I've been talking a lot about blogging lately.
I created a blogging card deck, a 30-day blogging challenge, and I'm working on a program to help solopreneurs and small business owners jumpstart their writing confidence along with their blogs.
It's been "Blog this, blog that, blog, blog, blog, blog, blog" around my house for a while.
So I wasn't surprised when my husband said to me last night, "Should you create content that, you know, tells people why they should blog? You're assuming they want to blog already."
He's right. I do want to work with people who want to blog, as well as with people who want to send emails and create other content that speaks to, educates, and gently sells to readers.
But as I've been transitioning into the blogging space, I've run into several people who've said, "Yeah, that sounds interesting, but I really don't think I want to blog."
If you're one of those people, I must ask: Why don't you want to blog?
Why don't you want to create helpful, inspiring, aspirational content that gives readers a sense that you're credible, an authority in your field?
Why don't you want to create content that builds up the know, like, and trust factor so people feel confident about taking the next step?

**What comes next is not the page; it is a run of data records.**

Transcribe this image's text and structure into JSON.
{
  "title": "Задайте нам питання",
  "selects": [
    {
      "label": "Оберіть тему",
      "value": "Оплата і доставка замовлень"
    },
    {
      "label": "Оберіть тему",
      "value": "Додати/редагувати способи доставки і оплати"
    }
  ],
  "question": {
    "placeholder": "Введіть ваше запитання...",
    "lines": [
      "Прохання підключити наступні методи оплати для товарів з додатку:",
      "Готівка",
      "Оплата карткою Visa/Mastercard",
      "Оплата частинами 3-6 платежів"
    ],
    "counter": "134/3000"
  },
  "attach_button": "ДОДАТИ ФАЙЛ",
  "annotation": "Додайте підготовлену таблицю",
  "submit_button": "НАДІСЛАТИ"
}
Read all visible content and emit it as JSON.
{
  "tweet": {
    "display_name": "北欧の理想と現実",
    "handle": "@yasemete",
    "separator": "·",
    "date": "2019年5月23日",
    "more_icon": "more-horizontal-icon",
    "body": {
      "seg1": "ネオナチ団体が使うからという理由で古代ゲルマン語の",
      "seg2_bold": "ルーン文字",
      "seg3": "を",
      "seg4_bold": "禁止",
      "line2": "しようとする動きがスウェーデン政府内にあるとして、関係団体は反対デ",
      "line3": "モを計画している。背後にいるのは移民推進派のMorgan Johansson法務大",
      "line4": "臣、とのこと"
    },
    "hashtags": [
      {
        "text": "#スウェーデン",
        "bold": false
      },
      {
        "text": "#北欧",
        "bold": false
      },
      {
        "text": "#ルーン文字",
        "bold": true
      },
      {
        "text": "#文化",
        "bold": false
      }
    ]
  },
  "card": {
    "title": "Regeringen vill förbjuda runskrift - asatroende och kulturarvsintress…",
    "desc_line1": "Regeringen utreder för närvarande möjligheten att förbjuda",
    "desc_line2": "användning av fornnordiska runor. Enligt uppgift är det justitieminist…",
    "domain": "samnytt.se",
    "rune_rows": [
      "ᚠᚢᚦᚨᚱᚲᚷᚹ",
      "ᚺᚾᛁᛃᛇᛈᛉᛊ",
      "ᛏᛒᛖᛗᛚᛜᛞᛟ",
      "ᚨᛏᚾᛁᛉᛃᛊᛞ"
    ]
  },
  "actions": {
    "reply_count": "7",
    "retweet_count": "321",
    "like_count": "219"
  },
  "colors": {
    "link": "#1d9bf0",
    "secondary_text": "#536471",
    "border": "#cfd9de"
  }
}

There are other reasons to blog as well:
What's your prospective customer going to say when she arrives at your website and sees "Sorry, no content here; I'm not a writer" as the headline?
Not being a writer is no reason not to blog these days.
There are writing coaches and editors. (Hello!)
There are methods to build confidence in your writing ability, if that's your block.
And if all else fails, there are writers galore out there waiting to write in your stead.
Same thing. What's your prospective customer going to think when she visits your competitor's website, which does have a blog, and your website, barren of content?
Who will she think is more credible? Likeable? Trustworthy?
Who would YOU think is more credible, likeable, and trustworthy?
Blog posts don't have to be long. The general consensus these days is that 300 words is enough.
Can you write 300 words?
Here's what 300 words looks like.
That content is the first 300 words of my Manifesto, or my statement of what I believe and why I do what I do.
That might make a good blog post, although I'd have to give it an ending.
So you think.
If you and I spent 30 minutes together talking about your business, I guarantee that you'd leave that conversation with at least 24 ideas for blog posts. Probably more.
If you blogged just twice a month, those 24 posts would carry you through AN ENTIRE YEAR.
Then, when Mr. or Ms. Prospect arrives on your website, they'd have something to do other than to look at your list of services.
They'd be able to get a better sense of you.
See your style.
Begin to trust.
And when that happens ... when trust blooms ... anything is possible.
So there you have it.
THAT'S the deal with blogging.
Do you sweat the small stuff? Do you want your online presence to inspire trust and confidence? Do you grit your teeth when others don't care enough about YOUR web experience? Are you all about creating an excellent website and excellent content that makes it easy for people to get to know, like, and trust you and buy your stuff?
I think we might be soul mates. And I'd love for you to join my tribe.
When you do, I'll alert you to new blog posts, new programs and products, and new ways for you to create excellent, frictionless, online experiences that lead more people to YES! I promise to be relevant and real, and to send only thoughtful content and advice.
What’s your talk trigger?
A Book-to-Blog Experiment
Talking about blogs, blogging, and ideas for blog posts